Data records
════════
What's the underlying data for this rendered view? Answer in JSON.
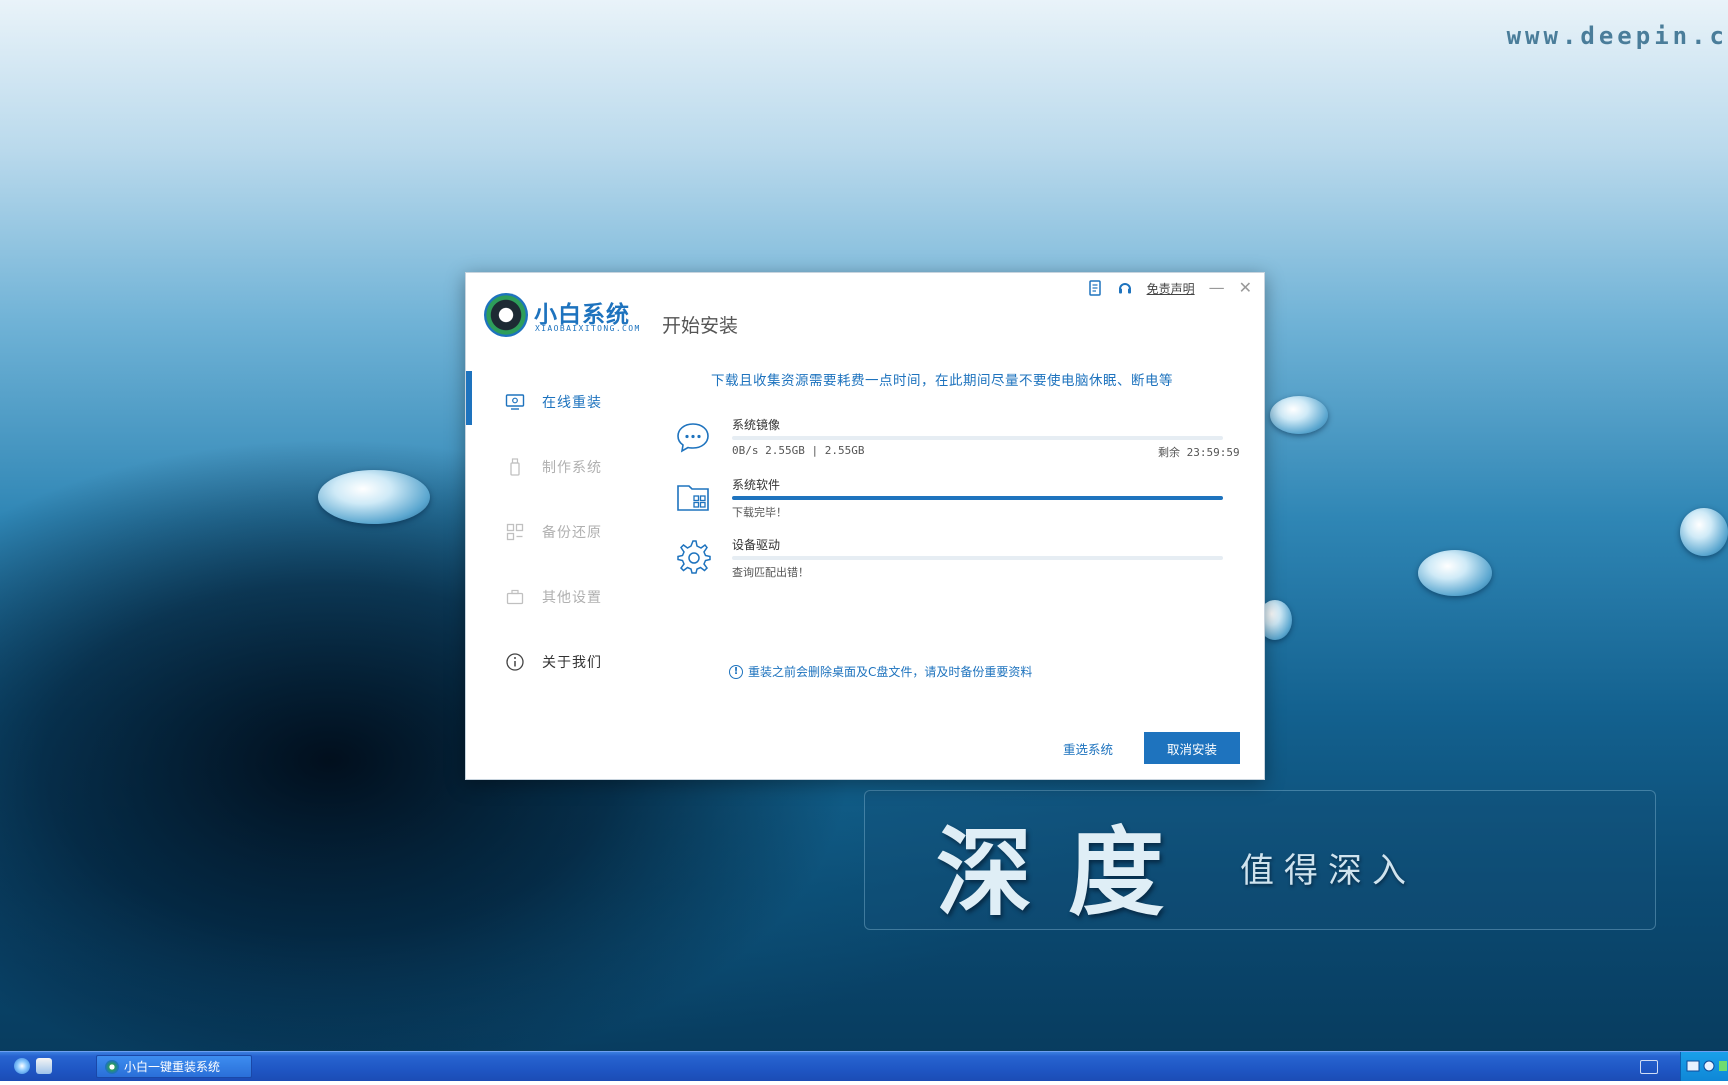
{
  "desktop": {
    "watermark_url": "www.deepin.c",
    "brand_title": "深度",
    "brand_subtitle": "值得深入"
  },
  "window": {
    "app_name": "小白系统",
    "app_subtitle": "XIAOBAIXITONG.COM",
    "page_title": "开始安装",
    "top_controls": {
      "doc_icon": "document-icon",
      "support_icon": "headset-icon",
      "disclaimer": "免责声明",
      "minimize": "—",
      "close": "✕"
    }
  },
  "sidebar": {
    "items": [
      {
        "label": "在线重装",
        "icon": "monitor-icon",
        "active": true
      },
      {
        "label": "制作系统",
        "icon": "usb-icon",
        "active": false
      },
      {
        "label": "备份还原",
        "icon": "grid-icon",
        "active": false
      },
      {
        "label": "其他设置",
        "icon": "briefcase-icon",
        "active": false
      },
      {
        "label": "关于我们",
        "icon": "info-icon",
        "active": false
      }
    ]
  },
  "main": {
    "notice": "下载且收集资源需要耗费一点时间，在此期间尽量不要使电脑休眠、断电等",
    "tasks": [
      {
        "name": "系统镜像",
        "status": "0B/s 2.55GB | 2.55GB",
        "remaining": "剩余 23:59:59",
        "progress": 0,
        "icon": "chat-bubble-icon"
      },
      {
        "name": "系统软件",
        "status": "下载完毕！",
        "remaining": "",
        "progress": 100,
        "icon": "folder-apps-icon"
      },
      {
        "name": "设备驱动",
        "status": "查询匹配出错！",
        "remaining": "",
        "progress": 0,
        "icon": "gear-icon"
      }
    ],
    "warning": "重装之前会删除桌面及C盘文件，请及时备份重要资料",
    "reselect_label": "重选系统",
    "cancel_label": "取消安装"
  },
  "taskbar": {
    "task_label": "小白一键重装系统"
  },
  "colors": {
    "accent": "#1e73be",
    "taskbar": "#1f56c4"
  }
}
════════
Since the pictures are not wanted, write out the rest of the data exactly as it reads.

What's the underlying data for this rendered view? Answer in JSON.
{
  "desktop": {
    "watermark_url": "www.deepin.c",
    "brand_title": "深度",
    "brand_subtitle": "值得深入"
  },
  "window": {
    "app_name": "小白系统",
    "app_subtitle": "XIAOBAIXITONG.COM",
    "page_title": "开始安装",
    "top_controls": {
      "doc_icon": "document-icon",
      "support_icon": "headset-icon",
      "disclaimer": "免责声明",
      "minimize": "—",
      "close": "✕"
    }
  },
  "sidebar": {
    "items": [
      {
        "label": "在线重装",
        "icon": "monitor-icon",
        "active": true
      },
      {
        "label": "制作系统",
        "icon": "usb-icon",
        "active": false
      },
      {
        "label": "备份还原",
        "icon": "grid-icon",
        "active": false
      },
      {
        "label": "其他设置",
        "icon": "briefcase-icon",
        "active": false
      },
      {
        "label": "关于我们",
        "icon": "info-icon",
        "active": false
      }
    ]
  },
  "main": {
    "notice": "下载且收集资源需要耗费一点时间，在此期间尽量不要使电脑休眠、断电等",
    "tasks": [
      {
        "name": "系统镜像",
        "status": "0B/s 2.55GB | 2.55GB",
        "remaining": "剩余 23:59:59",
        "progress": 0,
        "icon": "chat-bubble-icon"
      },
      {
        "name": "系统软件",
        "status": "下载完毕！",
        "remaining": "",
        "progress": 100,
        "icon": "folder-apps-icon"
      },
      {
        "name": "设备驱动",
        "status": "查询匹配出错！",
        "remaining": "",
        "progress": 0,
        "icon": "gear-icon"
      }
    ],
    "warning": "重装之前会删除桌面及C盘文件，请及时备份重要资料",
    "reselect_label": "重选系统",
    "cancel_label": "取消安装"
  },
  "taskbar": {
    "task_label": "小白一键重装系统"
  },
  "colors": {
    "accent": "#1e73be",
    "taskbar": "#1f56c4"
  }
}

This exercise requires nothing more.